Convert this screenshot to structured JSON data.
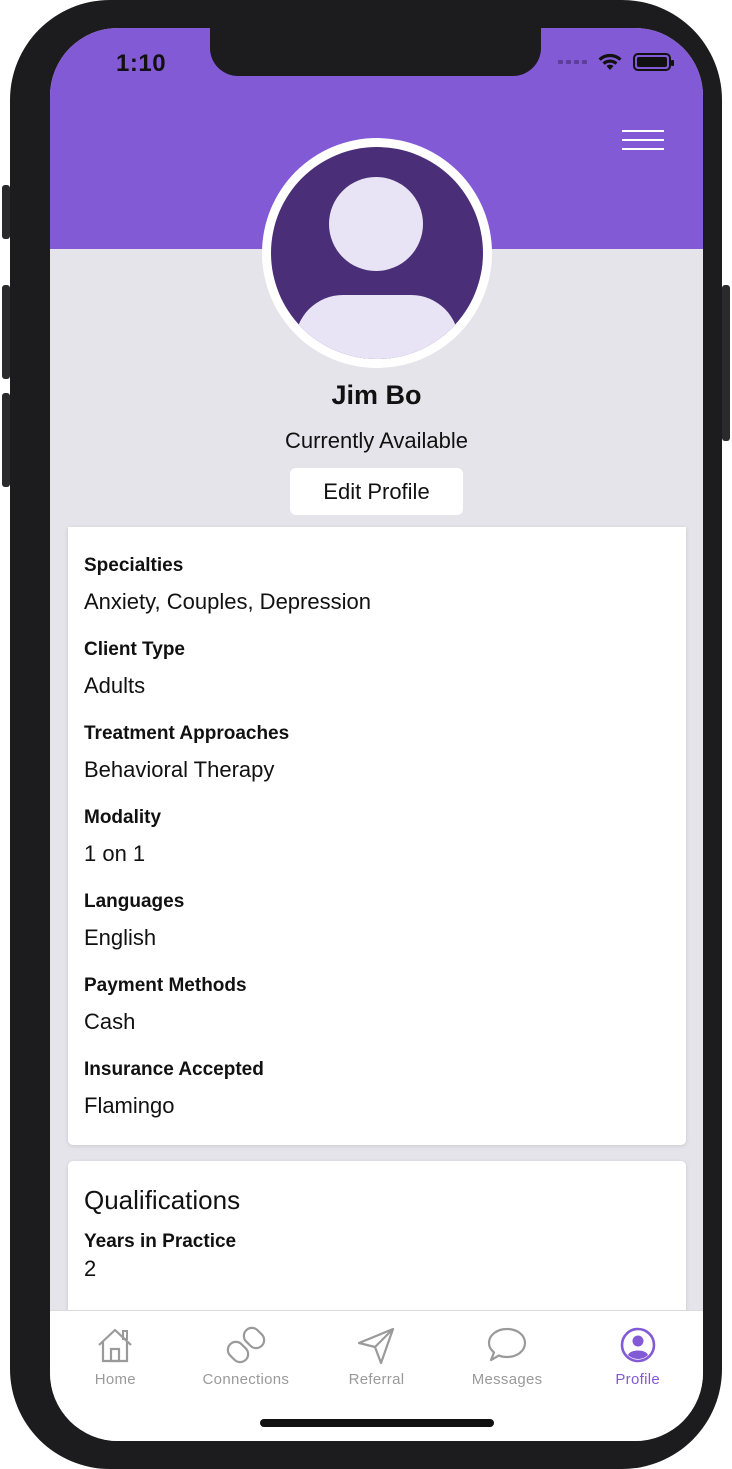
{
  "status_bar": {
    "time": "1:10"
  },
  "profile": {
    "name": "Jim Bo",
    "availability": "Currently Available",
    "edit_label": "Edit Profile"
  },
  "details": [
    {
      "label": "Specialties",
      "value": "Anxiety, Couples, Depression"
    },
    {
      "label": "Client Type",
      "value": "Adults"
    },
    {
      "label": "Treatment Approaches",
      "value": "Behavioral Therapy"
    },
    {
      "label": "Modality",
      "value": "1 on 1"
    },
    {
      "label": "Languages",
      "value": "English"
    },
    {
      "label": "Payment Methods",
      "value": "Cash"
    },
    {
      "label": "Insurance Accepted",
      "value": "Flamingo"
    }
  ],
  "qualifications": {
    "title": "Qualifications",
    "years_label": "Years in Practice",
    "years_value": "2"
  },
  "tabs": [
    {
      "label": "Home",
      "icon": "home-icon",
      "active": false
    },
    {
      "label": "Connections",
      "icon": "link-icon",
      "active": false
    },
    {
      "label": "Referral",
      "icon": "send-icon",
      "active": false
    },
    {
      "label": "Messages",
      "icon": "chat-bubble-icon",
      "active": false
    },
    {
      "label": "Profile",
      "icon": "user-circle-icon",
      "active": true
    }
  ],
  "colors": {
    "accent": "#835ad6",
    "avatar_bg": "#4a2f78",
    "screen_bg": "#e5e4ea",
    "tab_inactive": "#9a9a9a"
  }
}
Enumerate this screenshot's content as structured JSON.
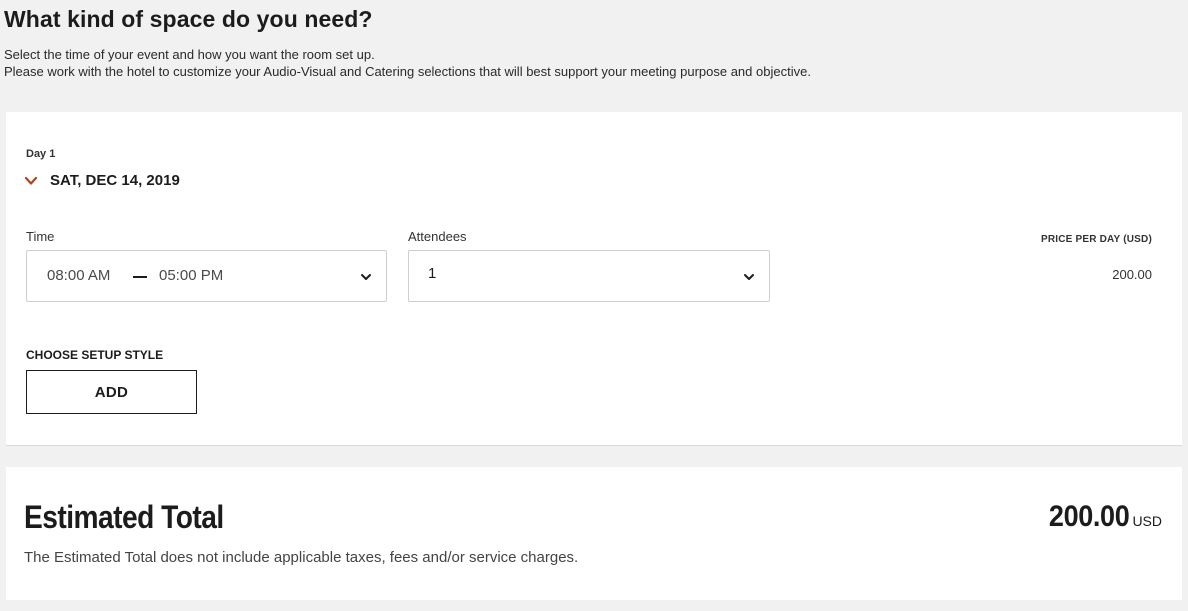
{
  "header": {
    "title": "What kind of space do you need?",
    "intro_line1": "Select the time of your event and how you want the room set up.",
    "intro_line2": "Please work with the hotel to customize your Audio-Visual and Catering selections that will best support your meeting purpose and objective."
  },
  "day": {
    "label": "Day 1",
    "date": "SAT, DEC 14, 2019",
    "toggle_icon": "chevron-down-icon",
    "accent_color": "#b5401e",
    "time": {
      "label": "Time",
      "start": "08:00 AM",
      "end": "05:00 PM",
      "icon": "chevron-down-icon"
    },
    "attendees": {
      "label": "Attendees",
      "value": "1",
      "icon": "chevron-down-icon"
    },
    "price": {
      "label": "PRICE PER DAY (USD)",
      "value": "200.00"
    },
    "setup": {
      "label": "CHOOSE SETUP STYLE",
      "button_label": "ADD"
    }
  },
  "total": {
    "title": "Estimated Total",
    "amount": "200.00",
    "currency": "USD",
    "note": "The Estimated Total does not include applicable taxes, fees and/or service charges."
  }
}
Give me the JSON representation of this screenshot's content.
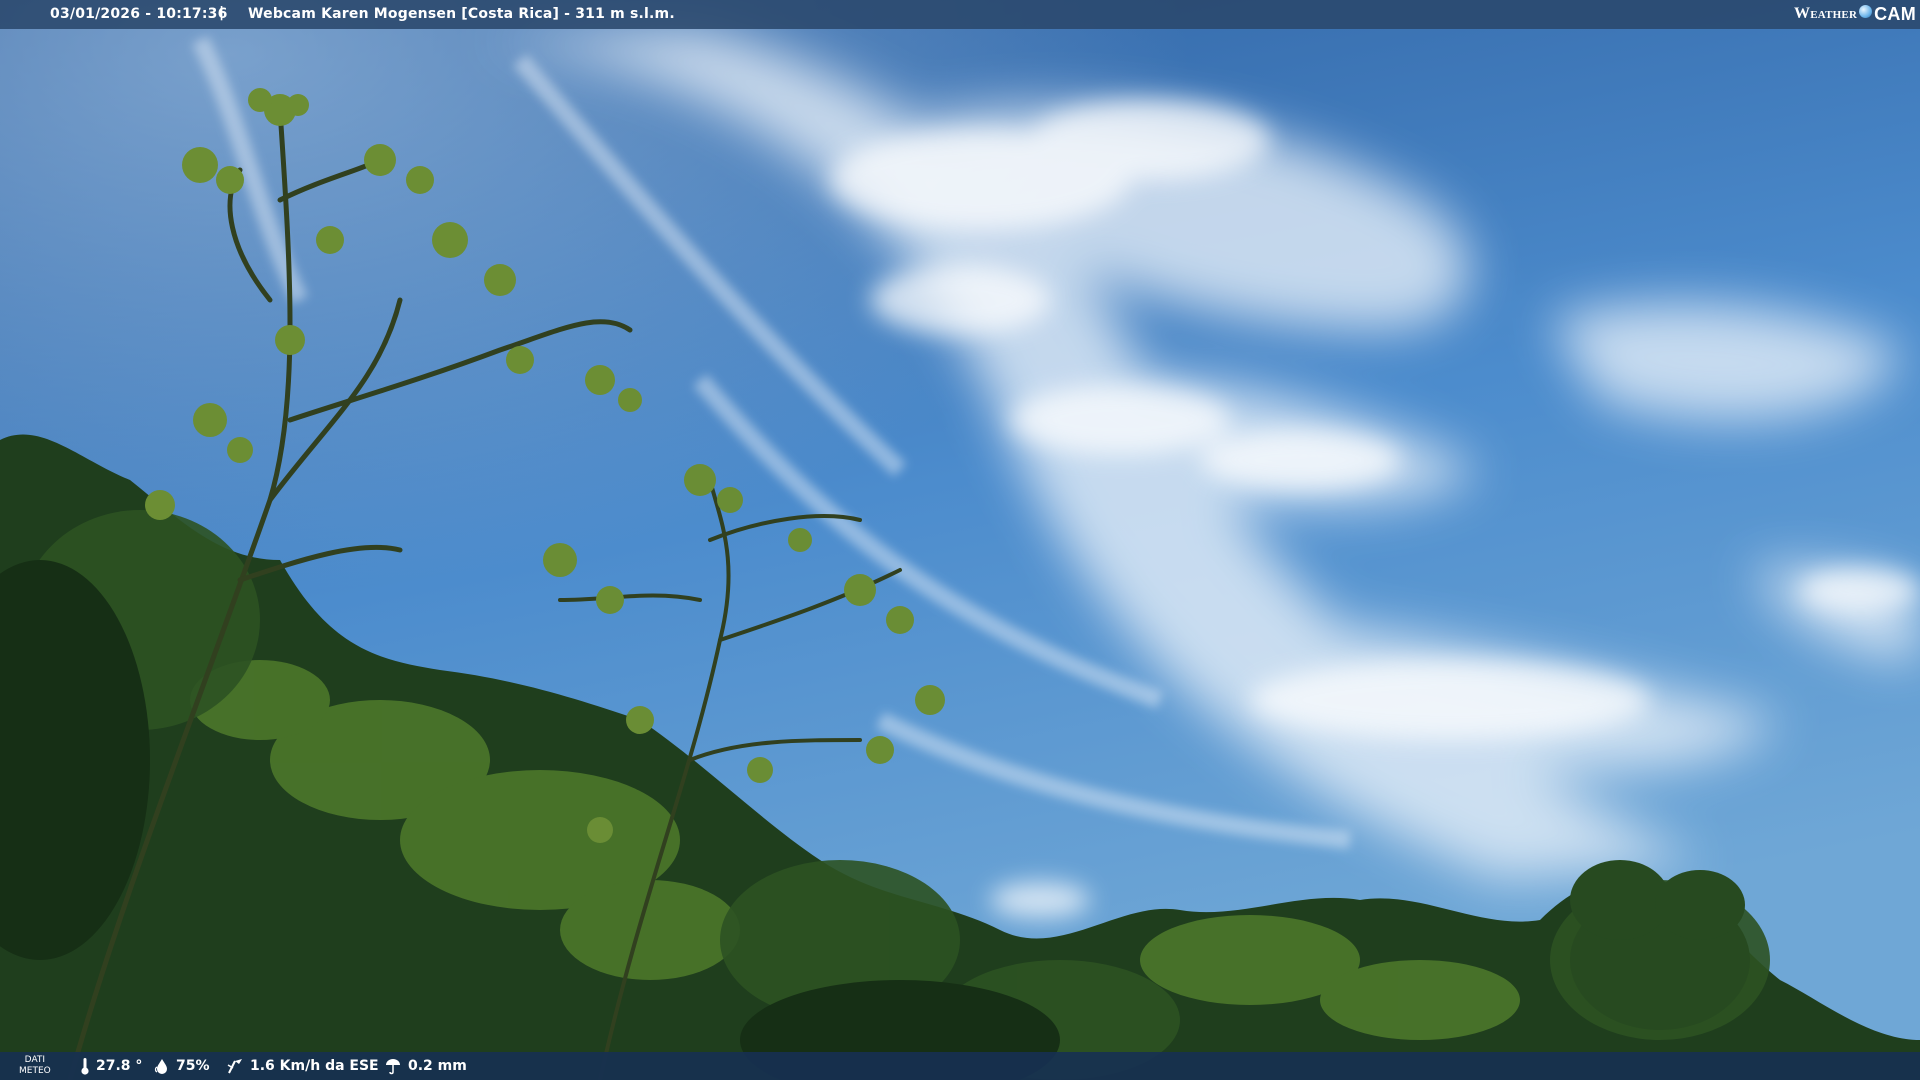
{
  "overlay": {
    "timestamp": "03/01/2026 - 10:17:36",
    "separator": "|",
    "location": "Webcam Karen Mogensen [Costa Rica] - 311 m s.l.m.",
    "logo": {
      "weather": "Weather",
      "cam": "CAM"
    }
  },
  "weather_bar": {
    "label_line1": "DATI",
    "label_line2": "METEO",
    "temperature": "27.8 °",
    "humidity": "75%",
    "wind": "1.6 Km/h da ESE",
    "rain": "0.2 mm",
    "icons": [
      "thermometer-icon",
      "humidity-drop-icon",
      "wind-icon",
      "rain-icon"
    ]
  },
  "colors": {
    "sky_top": "#2f61a4",
    "sky_mid": "#4a87c9",
    "bar": "#1e3c64",
    "foliage": "#1f3e1d"
  }
}
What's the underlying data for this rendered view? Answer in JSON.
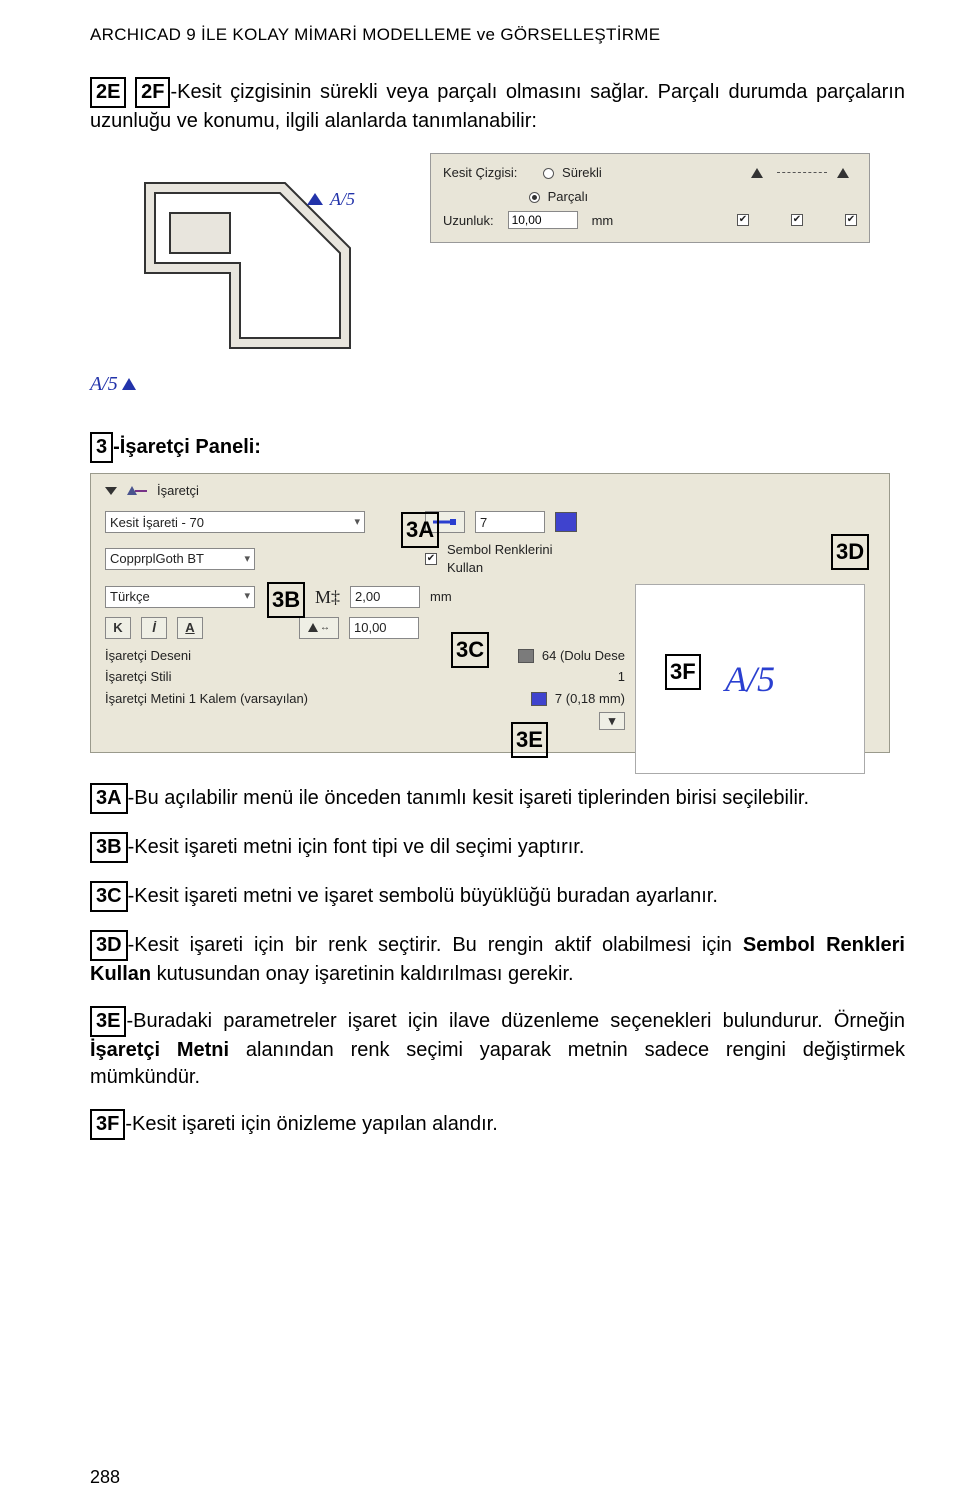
{
  "header": "ARCHICAD 9 İLE KOLAY MİMARİ MODELLEME ve GÖRSELLEŞTİRME",
  "para1": {
    "k1": "2E",
    "k2": "2F",
    "rest": "-Kesit çizgisinin sürekli veya parçalı olmasını sağlar. Parçalı durumda parçaların uzunluğu ve konumu, ilgili alanlarda tanımlanabilir:"
  },
  "floorplan": {
    "label": "A/5",
    "outer_label": "A/5"
  },
  "kc": {
    "lbl_kc": "Kesit Çizgisi:",
    "opt1": "Sürekli",
    "opt2": "Parçalı",
    "lbl_len": "Uzunluk:",
    "len_val": "10,00",
    "unit": "mm"
  },
  "sec3_title": {
    "k": "3",
    "rest": "-İşaretçi Paneli:"
  },
  "panel": {
    "title": "İşaretçi",
    "kesit_isareti": "Kesit İşareti - 70",
    "pen_val": "7",
    "font": "CopprplGoth BT",
    "chk_label": "Sembol Renklerini Kullan",
    "lang": "Türkçe",
    "Mlabel": "M‡",
    "h_val": "2,00",
    "unit": "mm",
    "K": "K",
    "I": "İ",
    "A": "A",
    "w_val": "10,00",
    "list1": "İşaretçi Deseni",
    "list1v": "64 (Dolu Dese",
    "list2": "İşaretçi Stili",
    "list2v": "1",
    "list3": "İşaretçi Metini 1 Kalem (varsayılan)",
    "list3v": "7 (0,18 mm)",
    "preview_text": "A/5",
    "ann": {
      "a": "3A",
      "b": "3B",
      "c": "3C",
      "d": "3D",
      "e": "3E",
      "f": "3F"
    }
  },
  "expl": {
    "a": {
      "k": "3A",
      "t": "-Bu açılabilir menü ile önceden tanımlı kesit işareti tiplerinden birisi seçilebilir."
    },
    "b": {
      "k": "3B",
      "t": "-Kesit işareti metni için font tipi ve dil seçimi yaptırır."
    },
    "c": {
      "k": "3C",
      "t": "-Kesit işareti metni ve işaret sembolü büyüklüğü buradan ayarlanır."
    },
    "d": {
      "k": "3D",
      "t": "-Kesit işareti için bir renk seçtirir. Bu rengin aktif olabilmesi için ",
      "bold": "Sembol Renkleri Kullan",
      "t2": " kutusundan onay işaretinin kaldırılması gerekir."
    },
    "e": {
      "k": "3E",
      "t": "-Buradaki parametreler işaret için ilave düzenleme seçenekleri bulundurur. Örneğin ",
      "bold": "İşaretçi Metni",
      "t2": " alanından renk seçimi yaparak metnin sadece rengini değiştirmek mümkündür."
    },
    "f": {
      "k": "3F",
      "t": "-Kesit işareti için önizleme yapılan alandır."
    }
  },
  "page_num": "288"
}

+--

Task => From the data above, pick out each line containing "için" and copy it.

Answer to the problem =>
      "t": "-Kesit işareti metni için font tipi ve dil seçimi yaptırır."
      "t": "-Kesit işareti için bir renk seçtirir. Bu rengin aktif olabilmesi için ",
      "t": "-Buradaki parametreler işaret için ilave düzenleme seçenekleri bulundurur. Örneğin ",
      "t": "-Kesit işareti için önizleme yapılan alandır."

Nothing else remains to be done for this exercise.